The key thing to note here is that you should always press Ctrl + Shift + Enter after entering the basic function in the fx bar as Ctrl + Shift + Enter automatically converts the basic function into an array formula, which is what you need for this exercise.
You also need to modify the function’s cell reference for an array formula to work. The first column cell is always included in the reference.
However, the second half of the reference is actually the column header. The cell references should always be something like
A1:A, B4:B, C3:C, etc, depending on where the first table column cell is in the Google Sheet you are working on.
Add Formulas to tables with AutoSum
Power Tools is a great add-on for Sheets that extends the web app with tools for text, data, formulas, deleting cell content and more besides. AutoSum is an option in Power Tools that you can add functions to entire columns with.
With AutoSum you can add SUM, COUNT, AVERAGE, MAX, PRODUCT, MODE, MIN, and other functions to full columns.
To add Power Tools, follow these steps:
- Navigate to the Power Tools website
- Press the Free button on this e to add Power Tools to Sheets
- Click Continue on the dialogue box that will appear within a few seconds
- Next, choose a Google Docs (same account as your Gmail) account in which to install Power Tools
- Go to the Add-ons menu
- Select Power Tools then Start to open the add-on sidebar or choose one of the nine 9 tool groups from the Power Tools menu
- Click the D header in your spreadsheet to select the entire column
- Select Formulas from the Power Tools menu
- Then click the AutoSum radio button in the sidebar
- Select SUM from the drop-down menu
- Press the Run button to add SUM to column D as shown in the screenshot below
- That adds SUM functions to all 1,000 cells in column D as shown in the second screenshot below
So now you can quickly add functions to all your table column cells in Sheets with the fill handle, ARRAYFORMULA and the AutoSum option in Power Tools. The Google Sheets fill handle usually does the trick for smaller tables, but ARRAYFORMULA and AutoSum are a much better choice for applying functions across entire Google Sheet columns.
If you want to learn to use an advanced and powerful Google Sheets feature, check out How To Create, Edit and Refresh Pivot Tables in Google Sheets.
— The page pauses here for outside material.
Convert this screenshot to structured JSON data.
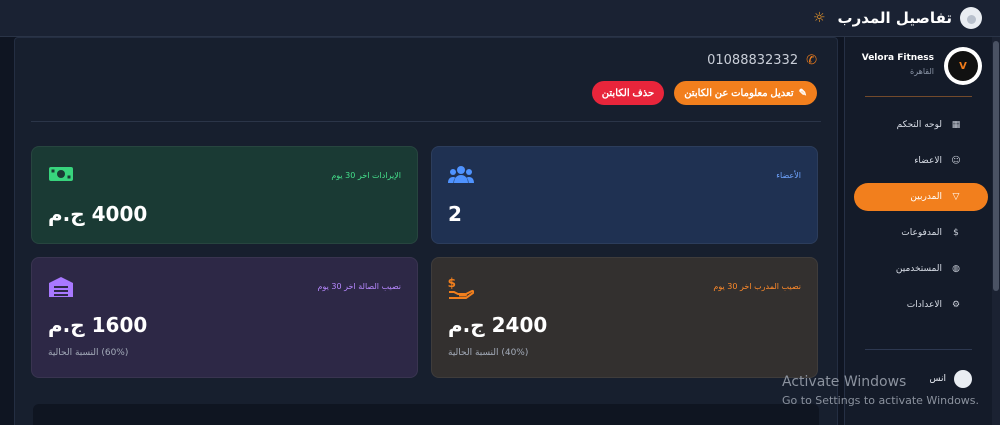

Do you have any other suggestions of how to add functions to an entire column in Google Sheets or other tips and tricks? Share them with us below!